Medellin, Octavio, 1907 or 1908-1999
Prolific Mexican-American sculptor, Octavio Medellín, was born in San Luis Potosí in 1907. His father was of Otomí heritage and brought his family to San Antonio, TX, in 1920. Medellín studied at The Art Institute of San Antonio, and in 1928, and continued his education at The Art Institute of Chicago. His dedication to the study of Mexican art, style, cultures, and history brought him back to México in the early years of his career. In 1931, he began teaching sculpture at the Witte Museum in San Antonio, where he and other artists opened La Villita Art Gallery. Medellín spent six months in 1938 documenting the ruins of Chichén Itzá and Uxaml in a series of sketches recorded in his “Maya-Toltec Temples and Carvings, 1938.” A dedicated educator, he taught throughout his career at the North Texas State Teachers College, which is now the University of North Texas, Southern Methodist University, and at the Dallas Museum of Fine Arts School, also opening his own school, the Medellin School of Sculpture, in 1966.
Medellín organized the Texas Sculptors Group along with Dorothy Austin, Evalline Sellors and Allie Tennant, and was awarded an honorary life membership from the Texas Fine Art Association. His broad repertoire includes work in numerous materials and techniques, including ceramics, glass work, mosaic, bronze casting, wood, in addition to sketches and sculpture. Prior to his passing in 1999, Medellín and his family donated much of his collection to Southern Methodist University in 1989.

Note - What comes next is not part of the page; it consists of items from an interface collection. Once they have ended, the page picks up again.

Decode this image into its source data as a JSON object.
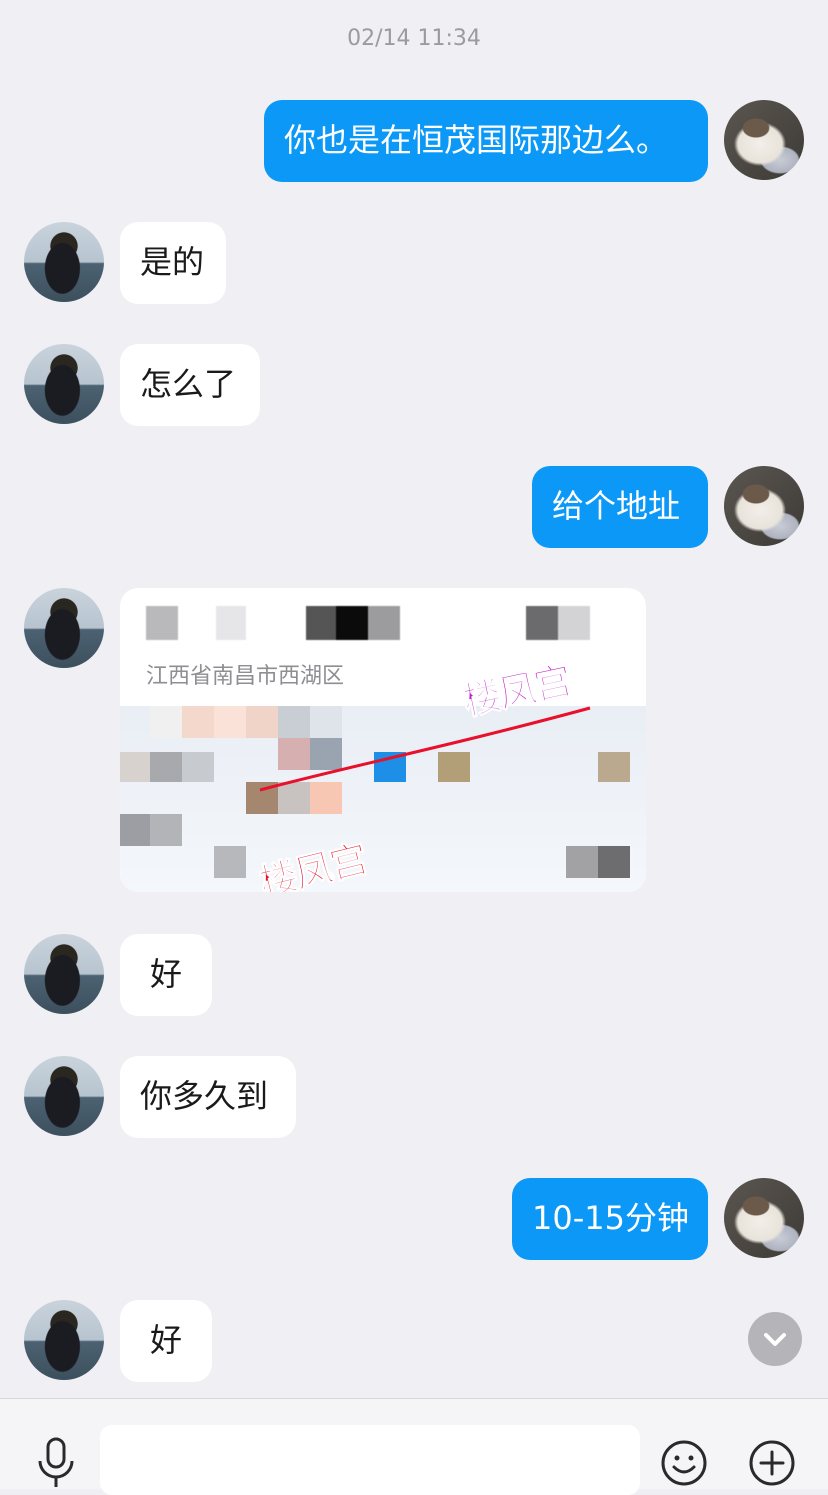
{
  "timestamp": "02/14 11:34",
  "messages": [
    {
      "side": "right",
      "text": "你也是在恒茂国际那边么。"
    },
    {
      "side": "left",
      "text": "是的"
    },
    {
      "side": "left",
      "text": "怎么了"
    },
    {
      "side": "right",
      "text": "给个地址"
    },
    {
      "side": "left",
      "type": "location",
      "address": "江西省南昌市西湖区"
    },
    {
      "side": "left",
      "text": "好"
    },
    {
      "side": "left",
      "text": "你多久到"
    },
    {
      "side": "right",
      "text": "10-15分钟"
    },
    {
      "side": "left",
      "text": "好"
    }
  ],
  "watermark": "楼凤宫",
  "colors": {
    "background": "#efeff4",
    "outgoing_bubble": "#0c98f6",
    "incoming_bubble": "#ffffff"
  },
  "icons": [
    "microphone-icon",
    "emoji-icon",
    "plus-icon",
    "chevron-down-icon"
  ]
}
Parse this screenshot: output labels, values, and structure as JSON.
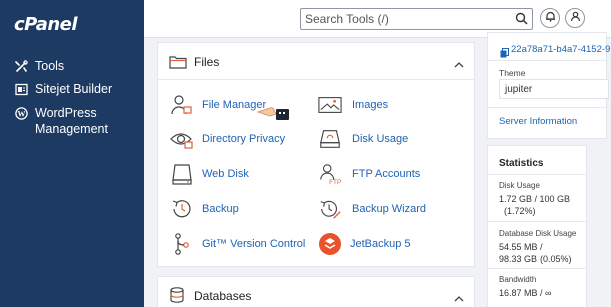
{
  "brand": {
    "logo": "cPanel"
  },
  "sidebar": {
    "items": [
      {
        "label": "Tools",
        "icon": "tools-icon"
      },
      {
        "label": "Sitejet Builder",
        "icon": "sitejet-icon"
      },
      {
        "label": "WordPress Management",
        "icon": "wordpress-icon"
      }
    ]
  },
  "header": {
    "search_placeholder": "Search Tools (/)",
    "icons": [
      "search-icon",
      "bell-icon",
      "user-icon"
    ]
  },
  "files": {
    "title": "Files",
    "tools": [
      {
        "label": "File Manager",
        "icon": "file-manager-icon"
      },
      {
        "label": "Images",
        "icon": "images-icon"
      },
      {
        "label": "Directory Privacy",
        "icon": "directory-privacy-icon"
      },
      {
        "label": "Disk Usage",
        "icon": "disk-usage-icon"
      },
      {
        "label": "Web Disk",
        "icon": "web-disk-icon"
      },
      {
        "label": "FTP Accounts",
        "icon": "ftp-accounts-icon"
      },
      {
        "label": "Backup",
        "icon": "backup-icon"
      },
      {
        "label": "Backup Wizard",
        "icon": "backup-wizard-icon"
      },
      {
        "label": "Git™ Version Control",
        "icon": "git-icon"
      },
      {
        "label": "JetBackup 5",
        "icon": "jetbackup-icon"
      }
    ]
  },
  "databases": {
    "title": "Databases"
  },
  "info": {
    "id_text": "22a78a71-b4a7-4152-9",
    "theme_label": "Theme",
    "theme_value": "jupiter",
    "server_information": "Server Information"
  },
  "statistics": {
    "title": "Statistics",
    "disk_usage_label": "Disk Usage",
    "disk_usage_value": "1.72 GB / 100 GB",
    "disk_usage_percent": "(1.72%)",
    "db_disk_usage_label": "Database Disk Usage",
    "db_disk_usage_value": "54.55 MB /",
    "db_disk_usage_value2": "98.33 GB",
    "db_disk_usage_percent": "(0.05%)",
    "bandwidth_label": "Bandwidth",
    "bandwidth_value": "16.87 MB / ∞"
  },
  "colors": {
    "sidebar": "#1d3a62",
    "link": "#1f63b5",
    "jetbackup": "#e8532b"
  }
}
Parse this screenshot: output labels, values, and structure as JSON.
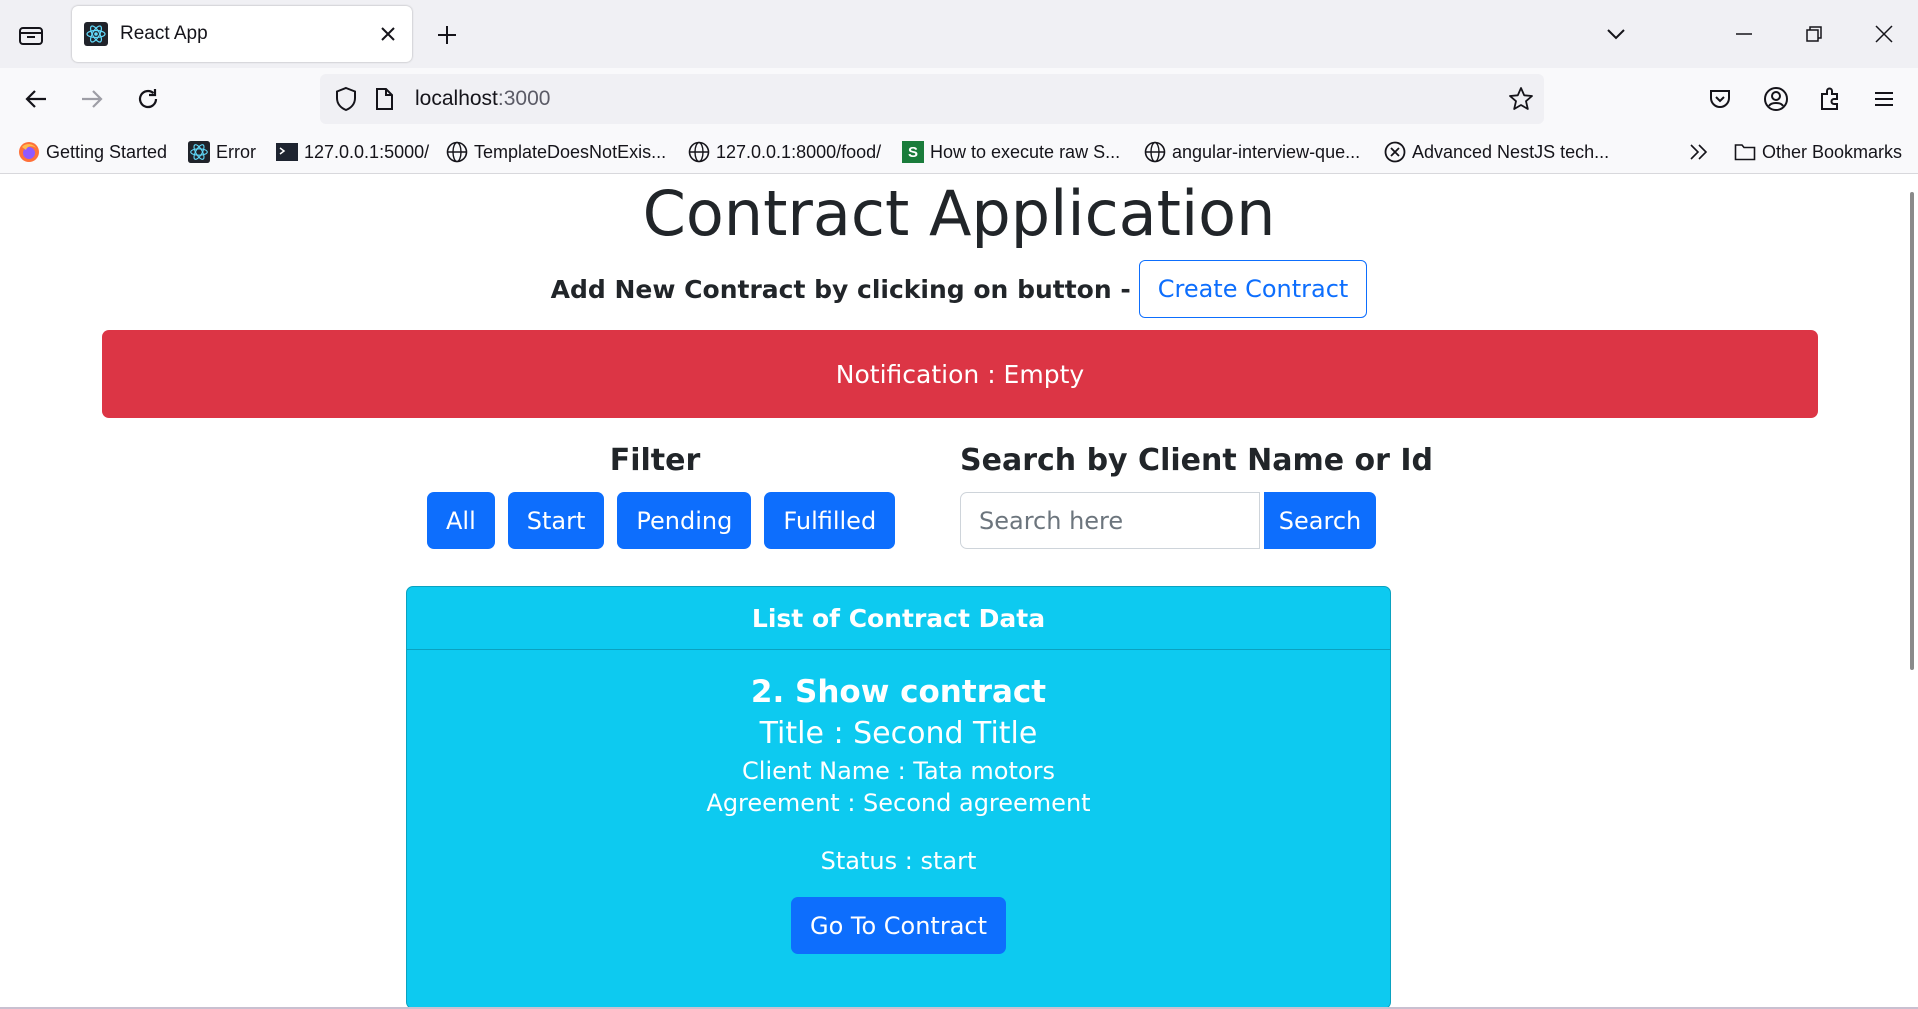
{
  "browser": {
    "tab_title": "React App",
    "url_host": "localhost",
    "url_port": ":3000",
    "bookmarks": [
      {
        "label": "Getting Started",
        "icon": "firefox-icon"
      },
      {
        "label": "Error",
        "icon": "react-icon"
      },
      {
        "label": "127.0.0.1:5000/",
        "icon": "terminal-icon"
      },
      {
        "label": "TemplateDoesNotExis...",
        "icon": "globe-icon"
      },
      {
        "label": "127.0.0.1:8000/food/",
        "icon": "globe-icon"
      },
      {
        "label": "How to execute raw S...",
        "icon": "s-icon"
      },
      {
        "label": "angular-interview-que...",
        "icon": "globe-icon"
      },
      {
        "label": "Advanced NestJS tech...",
        "icon": "x-circle-icon"
      }
    ],
    "other_bookmarks": "Other Bookmarks"
  },
  "app": {
    "title": "Contract Application",
    "add_label": "Add New Contract by clicking on button -",
    "create_button": "Create Contract",
    "notification": "Notification : Empty",
    "filter": {
      "heading": "Filter",
      "buttons": [
        "All",
        "Start",
        "Pending",
        "Fulfilled"
      ]
    },
    "search": {
      "heading": "Search by Client Name or Id",
      "placeholder": "Search here",
      "button": "Search"
    },
    "list": {
      "header": "List of Contract Data",
      "contract": {
        "heading": "2. Show contract",
        "title": "Title : Second Title",
        "client": "Client Name : Tata motors",
        "agreement": "Agreement : Second agreement",
        "status": "Status : start",
        "go_button": "Go To Contract"
      }
    }
  }
}
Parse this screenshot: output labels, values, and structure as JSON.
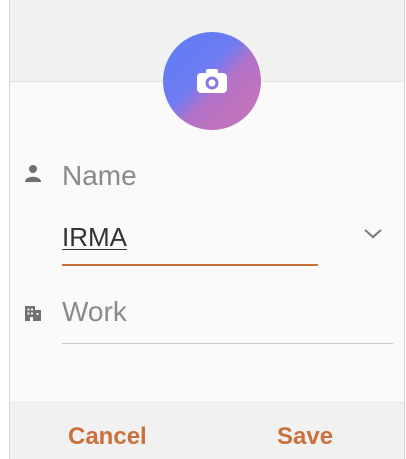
{
  "avatar": {
    "icon": "camera-icon",
    "gradient_colors": [
      "#5b7cf5",
      "#c975b3"
    ]
  },
  "name_field": {
    "label": "Name",
    "icon": "person-icon",
    "value": "IRMA",
    "expand_icon": "chevron-down-icon"
  },
  "work_field": {
    "placeholder": "Work",
    "icon": "building-icon"
  },
  "actions": {
    "cancel_label": "Cancel",
    "save_label": "Save"
  },
  "colors": {
    "accent": "#c9713d",
    "label_gray": "#8a8a8a",
    "icon_gray": "#707070"
  }
}
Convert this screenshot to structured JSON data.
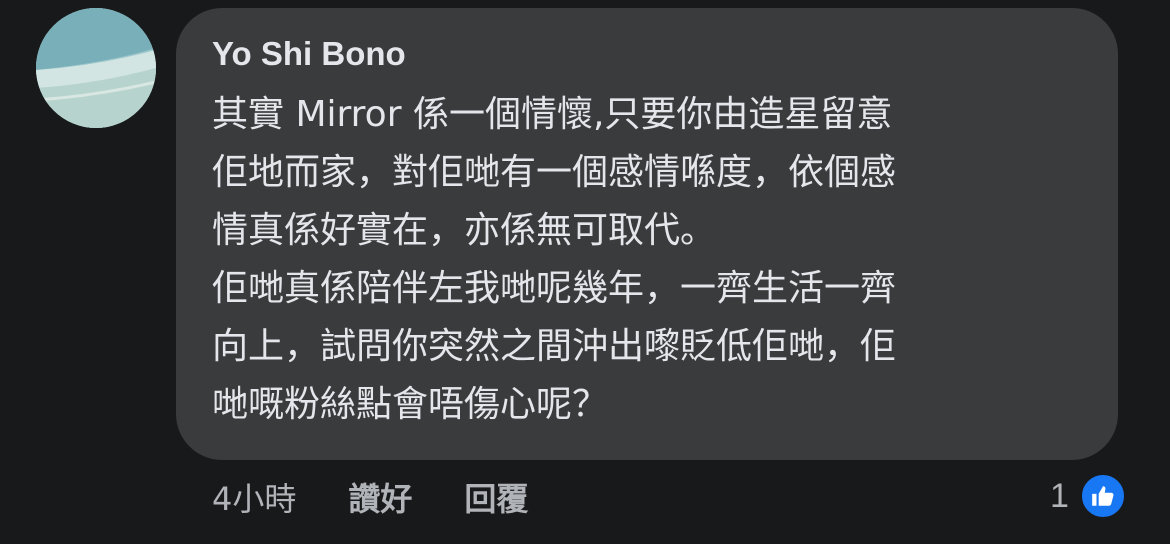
{
  "comment": {
    "author": "Yo Shi Bono",
    "lines": [
      "其實 Mirror 係一個情懷,只要你由造星留意",
      "佢地而家，對佢哋有一個感情喺度，依個感",
      "情真係好實在，亦係無可取代。",
      "佢哋真係陪伴左我哋呢幾年，一齊生活一齊",
      "向上，試問你突然之間沖出嚟貶低佢哋，佢",
      "哋嘅粉絲點會唔傷心呢？"
    ]
  },
  "actions": {
    "time": "4小時",
    "like_label": "讚好",
    "reply_label": "回覆"
  },
  "reactions": {
    "count": "1",
    "icon": "thumbs-up-icon",
    "badge_color": "#1877f2"
  },
  "colors": {
    "background": "#18191a",
    "bubble": "#3a3b3c",
    "primary_text": "#e4e6eb",
    "secondary_text": "#b0b3b8"
  }
}
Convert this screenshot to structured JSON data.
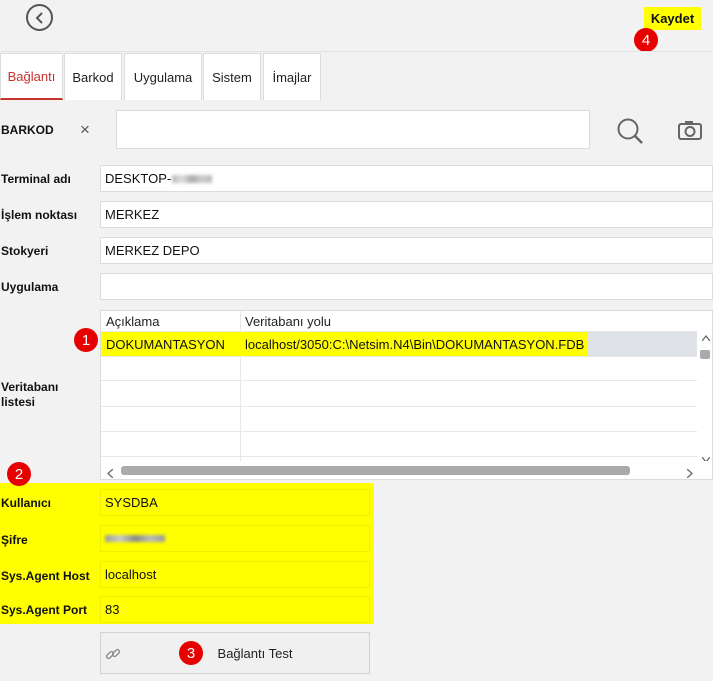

Found in 1 Collection or Record:
Archives loaned by Medellin to be microfilmed for the Smithsonian Institution Archives of American Art Texas Art Project.